Work request
Your answer should consist of each line below that contains the string "desc".

[Element data from apps and pages]
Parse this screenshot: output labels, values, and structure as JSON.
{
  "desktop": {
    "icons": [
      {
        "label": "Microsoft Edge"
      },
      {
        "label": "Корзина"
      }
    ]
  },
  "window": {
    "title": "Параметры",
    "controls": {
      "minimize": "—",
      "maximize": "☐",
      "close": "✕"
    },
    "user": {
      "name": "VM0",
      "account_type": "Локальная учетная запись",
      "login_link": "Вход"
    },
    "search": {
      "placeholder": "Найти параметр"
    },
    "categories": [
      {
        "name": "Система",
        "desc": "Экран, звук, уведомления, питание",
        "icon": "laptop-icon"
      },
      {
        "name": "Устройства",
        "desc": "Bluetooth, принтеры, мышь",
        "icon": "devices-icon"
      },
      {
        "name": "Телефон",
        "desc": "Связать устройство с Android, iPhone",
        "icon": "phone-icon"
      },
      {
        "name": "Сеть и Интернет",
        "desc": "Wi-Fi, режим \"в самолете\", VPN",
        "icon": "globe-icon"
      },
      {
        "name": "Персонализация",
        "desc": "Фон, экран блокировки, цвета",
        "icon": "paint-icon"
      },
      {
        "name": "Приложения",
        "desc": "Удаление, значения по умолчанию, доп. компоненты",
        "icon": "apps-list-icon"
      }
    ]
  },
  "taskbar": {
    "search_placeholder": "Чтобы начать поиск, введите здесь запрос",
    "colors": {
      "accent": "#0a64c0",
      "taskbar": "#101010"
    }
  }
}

Output below
        "desc": "Экран, звук, уведомления, питание",
        "desc": "Bluetooth, принтеры, мышь",
        "desc": "Связать устройство с Android, iPhone",
        "desc": "Wi-Fi, режим \"в самолете\", VPN",
        "desc": "Фон, экран блокировки, цвета",
        "desc": "Удаление, значения по умолчанию, доп. компоненты",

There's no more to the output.